Bob McMurray: Video vision of the future for F1
Search Driven for vehicles for sale
The Singapore Formula 1 Grand Prix is like no other.
The combination of running late in the day — with lights glinting off the cars as they wend their way over bridges and around the normally bustling streets — against the spectacular skyline is unique.
Singapore also comes at a time in the Grand Prix calendar, with just the end of season “flyaway” races to be completed, when deals and announcements are made about the future of the drivers and the sport.
This season is more complicated than most: some very good young drivers may be ejected from the paddock through no fault of their own. A clearly frustrated and angry Mercedes boss Toto Wolff described the situation concerning Mercedes-contracted protege Sebastian Ocon and his dealings with other team principals: “There was so much politics in the background, hidden agendas, lies.”
Why Wolff and Mercedes think it is almost their right to have their own way with driver placement could also be a point of discussion.
The feeling in the paddock is one of frustration; backroom deals and power battles as the bottom and middle teams in the pit lane try to extract the best deal they can to suit their own ends.
Business as usual, I guess.
At a press conference chaired by Ross Brawn, F1’s managing director of motorsport, he discussed his vision for the future look of Grand Prix racing, starting in 2021.
“I see no reason why we cannot have exciting looking cars. It frustrates me when a car in a video game looks better than the car that we are racing out on track.”
It’s certainly the right attitude, and the concept car that was shown looked exactly like, well, a car from a video game.
Sleek, purposeful, seemingly lacking in much of the hated “aero” packages on the front wings and with the currently ugly afterthought of a halo looking much more a part of the car instead of being plonked on the cockpit.
It is very much a concept and the real thing will look nothing like it, but it indicates the direction the masters of the sport want to take. Predictably, the concept design as shown did not meet with unanimous rapture, with Ferrari boss Maurizio Arrivabene describing it as “underwhelming” and others calling it a well-rendered version of a child’s imaginary race car.
Brawn says all 10 teams in the pit lane are involved in the process and working on the concept design to look at ways of making it, or something similar, a reality.
That sounds great — but when have the 10 teams, or even half of them, ever come up with any design for any part of a car that would not have been examined closely to see just where they can gain a singular advantage?
Ideas and improvements for the concept must be taken into account, but it is the FIA, together with Brawn’s men, who have to come up with the final rules and regulations governing the car to ensure the final result of this concept becomes a racing reality.
The Singapore Grand Prix weekend lived up to its reputation, with politics, driver movements and at a spectacular venue.

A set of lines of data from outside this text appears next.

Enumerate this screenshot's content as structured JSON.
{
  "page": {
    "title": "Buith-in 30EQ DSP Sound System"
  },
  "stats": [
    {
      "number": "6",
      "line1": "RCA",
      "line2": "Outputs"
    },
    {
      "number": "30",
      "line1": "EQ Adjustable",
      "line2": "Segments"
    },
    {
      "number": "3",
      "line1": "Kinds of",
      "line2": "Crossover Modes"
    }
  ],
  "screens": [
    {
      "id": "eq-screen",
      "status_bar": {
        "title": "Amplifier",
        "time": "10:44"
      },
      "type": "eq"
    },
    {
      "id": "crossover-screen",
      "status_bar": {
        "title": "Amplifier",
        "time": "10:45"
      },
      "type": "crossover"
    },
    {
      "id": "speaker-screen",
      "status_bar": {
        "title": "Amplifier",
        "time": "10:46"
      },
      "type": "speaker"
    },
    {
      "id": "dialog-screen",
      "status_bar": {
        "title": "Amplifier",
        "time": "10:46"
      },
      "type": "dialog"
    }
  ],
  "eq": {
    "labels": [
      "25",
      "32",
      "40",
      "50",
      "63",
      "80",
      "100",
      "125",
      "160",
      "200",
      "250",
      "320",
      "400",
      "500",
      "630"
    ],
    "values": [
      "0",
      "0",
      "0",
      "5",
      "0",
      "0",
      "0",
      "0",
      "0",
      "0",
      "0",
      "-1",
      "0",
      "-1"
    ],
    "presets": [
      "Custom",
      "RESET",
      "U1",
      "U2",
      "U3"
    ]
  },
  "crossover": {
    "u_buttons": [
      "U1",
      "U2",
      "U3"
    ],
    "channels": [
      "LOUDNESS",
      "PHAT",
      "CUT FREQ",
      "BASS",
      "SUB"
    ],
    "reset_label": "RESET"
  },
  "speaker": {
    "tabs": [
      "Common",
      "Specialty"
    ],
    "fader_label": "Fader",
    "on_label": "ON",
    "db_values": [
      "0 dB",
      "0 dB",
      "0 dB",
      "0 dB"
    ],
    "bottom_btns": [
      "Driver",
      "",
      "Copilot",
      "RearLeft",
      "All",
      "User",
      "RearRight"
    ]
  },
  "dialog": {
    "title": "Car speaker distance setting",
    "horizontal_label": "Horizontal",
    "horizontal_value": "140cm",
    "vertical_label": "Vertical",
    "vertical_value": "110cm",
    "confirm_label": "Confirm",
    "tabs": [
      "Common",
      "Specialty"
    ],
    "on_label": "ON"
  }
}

It was a great weekend for Lewis Hamilton, not so great for Sebastian Vettel, who is now in danger of losing touch in the points race, and a very “bumpy” one for Sergio Perez, who livened up an otherwise slightly processional affair.
The self styled Home Of Formula 1 Night Racing is an event that remains a must-see.
● Bob McMurray travelled to the Singapore Formula 1 Grand Prix with Fortis Events, Auckland.